Wherever a line in the records contains the word "spokes", return that line.

RECORD SET.
»»
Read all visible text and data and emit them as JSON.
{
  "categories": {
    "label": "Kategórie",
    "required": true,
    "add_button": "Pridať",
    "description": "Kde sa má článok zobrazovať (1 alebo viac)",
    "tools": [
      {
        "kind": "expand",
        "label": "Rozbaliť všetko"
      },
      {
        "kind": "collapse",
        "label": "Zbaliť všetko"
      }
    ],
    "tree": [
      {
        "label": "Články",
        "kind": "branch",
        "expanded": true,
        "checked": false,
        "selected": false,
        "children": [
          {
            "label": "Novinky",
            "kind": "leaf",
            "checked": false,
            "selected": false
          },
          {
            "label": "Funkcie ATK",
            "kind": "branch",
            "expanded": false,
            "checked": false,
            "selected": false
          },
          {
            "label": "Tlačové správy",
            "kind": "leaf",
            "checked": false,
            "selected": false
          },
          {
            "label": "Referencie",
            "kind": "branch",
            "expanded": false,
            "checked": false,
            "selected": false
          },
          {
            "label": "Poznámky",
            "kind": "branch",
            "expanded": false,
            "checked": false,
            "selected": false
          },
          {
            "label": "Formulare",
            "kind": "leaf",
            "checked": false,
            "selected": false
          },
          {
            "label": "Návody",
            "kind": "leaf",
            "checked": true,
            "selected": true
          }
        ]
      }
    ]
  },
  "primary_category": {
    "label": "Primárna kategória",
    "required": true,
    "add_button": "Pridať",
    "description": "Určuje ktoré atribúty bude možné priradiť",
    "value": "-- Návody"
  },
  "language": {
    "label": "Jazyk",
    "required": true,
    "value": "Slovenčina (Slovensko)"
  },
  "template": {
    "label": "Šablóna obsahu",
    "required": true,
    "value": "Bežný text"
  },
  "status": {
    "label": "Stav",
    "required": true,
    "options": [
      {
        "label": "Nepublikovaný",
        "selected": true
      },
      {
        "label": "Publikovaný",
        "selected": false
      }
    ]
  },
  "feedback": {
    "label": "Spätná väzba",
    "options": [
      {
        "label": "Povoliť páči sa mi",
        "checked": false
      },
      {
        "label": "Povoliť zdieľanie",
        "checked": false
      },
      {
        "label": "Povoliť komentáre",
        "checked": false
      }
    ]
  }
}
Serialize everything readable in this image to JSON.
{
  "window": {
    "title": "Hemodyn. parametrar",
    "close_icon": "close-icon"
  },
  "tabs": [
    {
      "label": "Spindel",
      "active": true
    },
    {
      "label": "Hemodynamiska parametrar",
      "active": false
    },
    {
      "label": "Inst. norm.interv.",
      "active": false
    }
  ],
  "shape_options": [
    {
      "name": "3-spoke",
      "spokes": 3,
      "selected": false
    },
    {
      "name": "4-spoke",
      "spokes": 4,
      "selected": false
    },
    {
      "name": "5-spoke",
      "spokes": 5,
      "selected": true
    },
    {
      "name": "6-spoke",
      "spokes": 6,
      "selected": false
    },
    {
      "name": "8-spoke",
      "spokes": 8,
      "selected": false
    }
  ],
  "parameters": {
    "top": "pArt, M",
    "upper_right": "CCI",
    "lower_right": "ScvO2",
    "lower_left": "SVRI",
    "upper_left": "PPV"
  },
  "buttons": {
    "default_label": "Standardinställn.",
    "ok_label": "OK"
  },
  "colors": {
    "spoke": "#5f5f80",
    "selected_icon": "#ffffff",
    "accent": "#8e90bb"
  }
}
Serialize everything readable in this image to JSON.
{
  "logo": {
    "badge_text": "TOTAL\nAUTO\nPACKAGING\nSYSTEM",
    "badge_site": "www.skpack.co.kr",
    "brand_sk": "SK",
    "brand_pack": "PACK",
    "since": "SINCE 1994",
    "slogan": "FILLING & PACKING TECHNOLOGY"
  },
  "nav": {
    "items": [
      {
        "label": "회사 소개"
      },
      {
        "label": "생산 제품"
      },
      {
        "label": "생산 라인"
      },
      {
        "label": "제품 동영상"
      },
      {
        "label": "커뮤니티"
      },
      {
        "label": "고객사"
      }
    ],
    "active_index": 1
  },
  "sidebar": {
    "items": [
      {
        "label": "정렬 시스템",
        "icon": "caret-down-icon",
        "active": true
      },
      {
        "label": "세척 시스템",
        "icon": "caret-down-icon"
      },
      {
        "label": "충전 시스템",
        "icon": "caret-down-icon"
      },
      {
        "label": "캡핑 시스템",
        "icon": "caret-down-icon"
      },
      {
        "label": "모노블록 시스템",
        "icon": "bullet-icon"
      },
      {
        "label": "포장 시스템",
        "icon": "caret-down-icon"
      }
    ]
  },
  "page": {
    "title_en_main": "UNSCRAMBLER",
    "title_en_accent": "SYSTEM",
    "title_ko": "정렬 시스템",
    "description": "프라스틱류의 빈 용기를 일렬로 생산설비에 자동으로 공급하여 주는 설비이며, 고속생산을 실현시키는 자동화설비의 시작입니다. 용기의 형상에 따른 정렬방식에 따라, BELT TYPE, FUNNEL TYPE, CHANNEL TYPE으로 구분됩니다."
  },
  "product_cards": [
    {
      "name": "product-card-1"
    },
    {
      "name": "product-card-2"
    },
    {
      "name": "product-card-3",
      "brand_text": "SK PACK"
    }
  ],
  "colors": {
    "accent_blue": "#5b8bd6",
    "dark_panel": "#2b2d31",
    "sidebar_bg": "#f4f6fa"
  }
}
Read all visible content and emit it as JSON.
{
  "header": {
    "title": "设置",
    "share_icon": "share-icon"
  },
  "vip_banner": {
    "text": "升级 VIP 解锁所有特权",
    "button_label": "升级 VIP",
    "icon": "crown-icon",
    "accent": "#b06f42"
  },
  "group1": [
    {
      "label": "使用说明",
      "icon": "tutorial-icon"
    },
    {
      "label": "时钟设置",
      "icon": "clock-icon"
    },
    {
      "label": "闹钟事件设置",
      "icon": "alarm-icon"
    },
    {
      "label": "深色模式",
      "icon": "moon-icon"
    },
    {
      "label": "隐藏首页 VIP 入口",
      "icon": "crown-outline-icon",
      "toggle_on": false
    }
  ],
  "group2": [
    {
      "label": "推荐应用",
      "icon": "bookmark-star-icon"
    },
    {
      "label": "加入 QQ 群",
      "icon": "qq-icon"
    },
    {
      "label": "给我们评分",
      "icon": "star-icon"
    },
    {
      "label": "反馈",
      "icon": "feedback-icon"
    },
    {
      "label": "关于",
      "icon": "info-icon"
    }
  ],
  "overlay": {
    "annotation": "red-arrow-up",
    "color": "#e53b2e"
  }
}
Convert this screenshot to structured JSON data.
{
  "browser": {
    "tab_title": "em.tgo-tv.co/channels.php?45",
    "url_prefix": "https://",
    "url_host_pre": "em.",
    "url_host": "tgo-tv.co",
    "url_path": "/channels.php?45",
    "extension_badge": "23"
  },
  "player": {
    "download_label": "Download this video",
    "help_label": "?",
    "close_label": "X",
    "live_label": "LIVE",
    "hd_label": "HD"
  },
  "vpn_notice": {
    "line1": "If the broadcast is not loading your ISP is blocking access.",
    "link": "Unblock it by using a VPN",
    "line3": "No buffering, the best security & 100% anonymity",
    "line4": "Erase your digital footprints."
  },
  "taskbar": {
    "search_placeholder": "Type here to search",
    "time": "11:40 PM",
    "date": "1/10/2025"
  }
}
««
YOUR SOLUTION.
      "spokes": 3,
      "spokes": 4,
      "spokes": 5,
      "spokes": 6,
      "spokes": 8,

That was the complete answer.